- [Task instructions]: Exact copies of all the records below should be returned.

Segment Start: Records for this exercise

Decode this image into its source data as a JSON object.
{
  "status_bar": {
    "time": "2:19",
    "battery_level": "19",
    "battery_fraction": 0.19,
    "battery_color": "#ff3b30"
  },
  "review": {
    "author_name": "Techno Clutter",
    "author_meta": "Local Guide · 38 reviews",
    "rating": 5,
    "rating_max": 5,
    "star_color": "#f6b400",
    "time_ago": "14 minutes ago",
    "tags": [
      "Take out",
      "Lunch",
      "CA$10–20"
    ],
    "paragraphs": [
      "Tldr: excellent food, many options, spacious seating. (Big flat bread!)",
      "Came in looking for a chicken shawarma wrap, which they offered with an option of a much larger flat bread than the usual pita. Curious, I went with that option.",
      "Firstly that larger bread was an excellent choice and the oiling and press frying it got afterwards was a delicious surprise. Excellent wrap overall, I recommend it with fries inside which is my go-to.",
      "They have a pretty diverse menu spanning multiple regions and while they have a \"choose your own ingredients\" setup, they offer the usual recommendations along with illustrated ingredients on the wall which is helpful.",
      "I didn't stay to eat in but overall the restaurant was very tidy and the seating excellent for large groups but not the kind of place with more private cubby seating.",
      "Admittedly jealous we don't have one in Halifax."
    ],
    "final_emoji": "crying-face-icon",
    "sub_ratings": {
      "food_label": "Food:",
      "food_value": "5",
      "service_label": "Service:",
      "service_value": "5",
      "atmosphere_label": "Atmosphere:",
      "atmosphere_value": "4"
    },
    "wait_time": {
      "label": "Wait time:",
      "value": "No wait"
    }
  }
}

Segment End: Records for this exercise

- [Exercise output]:
Decode this image into its source data as a JSON object.
{
  "status_bar": {
    "time": "2:19",
    "battery_level": "19",
    "battery_fraction": 0.19,
    "battery_color": "#ff3b30"
  },
  "review": {
    "author_name": "Techno Clutter",
    "author_meta": "Local Guide · 38 reviews",
    "rating": 5,
    "rating_max": 5,
    "star_color": "#f6b400",
    "time_ago": "14 minutes ago",
    "tags": [
      "Take out",
      "Lunch",
      "CA$10–20"
    ],
    "paragraphs": [
      "Tldr: excellent food, many options, spacious seating. (Big flat bread!)",
      "Came in looking for a chicken shawarma wrap, which they offered with an option of a much larger flat bread than the usual pita. Curious, I went with that option.",
      "Firstly that larger bread was an excellent choice and the oiling and press frying it got afterwards was a delicious surprise. Excellent wrap overall, I recommend it with fries inside which is my go-to.",
      "They have a pretty diverse menu spanning multiple regions and while they have a \"choose your own ingredients\" setup, they offer the usual recommendations along with illustrated ingredients on the wall which is helpful.",
      "I didn't stay to eat in but overall the restaurant was very tidy and the seating excellent for large groups but not the kind of place with more private cubby seating.",
      "Admittedly jealous we don't have one in Halifax."
    ],
    "final_emoji": "crying-face-icon",
    "sub_ratings": {
      "food_label": "Food:",
      "food_value": "5",
      "service_label": "Service:",
      "service_value": "5",
      "atmosphere_label": "Atmosphere:",
      "atmosphere_value": "4"
    },
    "wait_time": {
      "label": "Wait time:",
      "value": "No wait"
    }
  }
}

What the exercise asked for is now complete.